Emma Woodhouse, on the one hand, is unique in that she possesses the looks, brains, status, and money; because of her wealth, she has what most women around her don’t: financial independence. Jane Fairfax, on the other hand, possesses these same personal traits too, except wealth. Because of this, as well as the consequently limited options women had with regard to work at the time, she is seemingly incapable of supporting herself independently. In order to ensure a future for herself, she must marry—or become a governess, a common occupation for women during this time.

As another example, Harriet Smith is similarly faced with equally limited options—she must either work at Mrs. Goddard’s school or get married. Miss Taylor and Mr. Weston get married at the beginning of the novel, but only because Miss Taylor worked as Emma’s governess initially. Because of the relationship between Emma’s wealth, her ability to act independently—also having the choice of whether or not to marry—and the lack of wealth and consequential reliance the other women in the novel had on marrying (or working), Jane Austen, I believe, uses this to represent the societal inequalities women faced in British society during this time.

Interestingly, Jane had come from a financially well-off family; because she published anonymously and could not claim her novels publicly, she had to rely off of her family.
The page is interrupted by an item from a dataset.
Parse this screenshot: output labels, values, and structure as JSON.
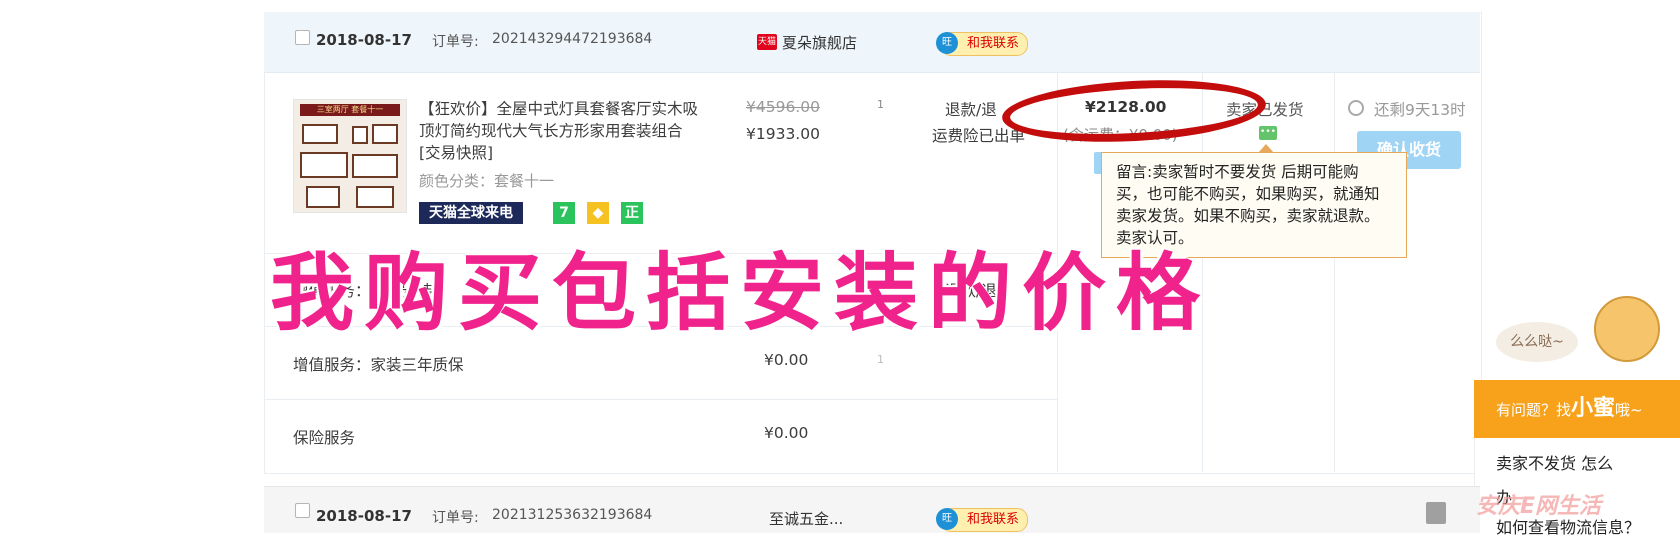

Like Emma Woodhouse, she also did not get married. Do you think Emma Woodhouse is Austen’s portrayal of herself in some way?

–Mike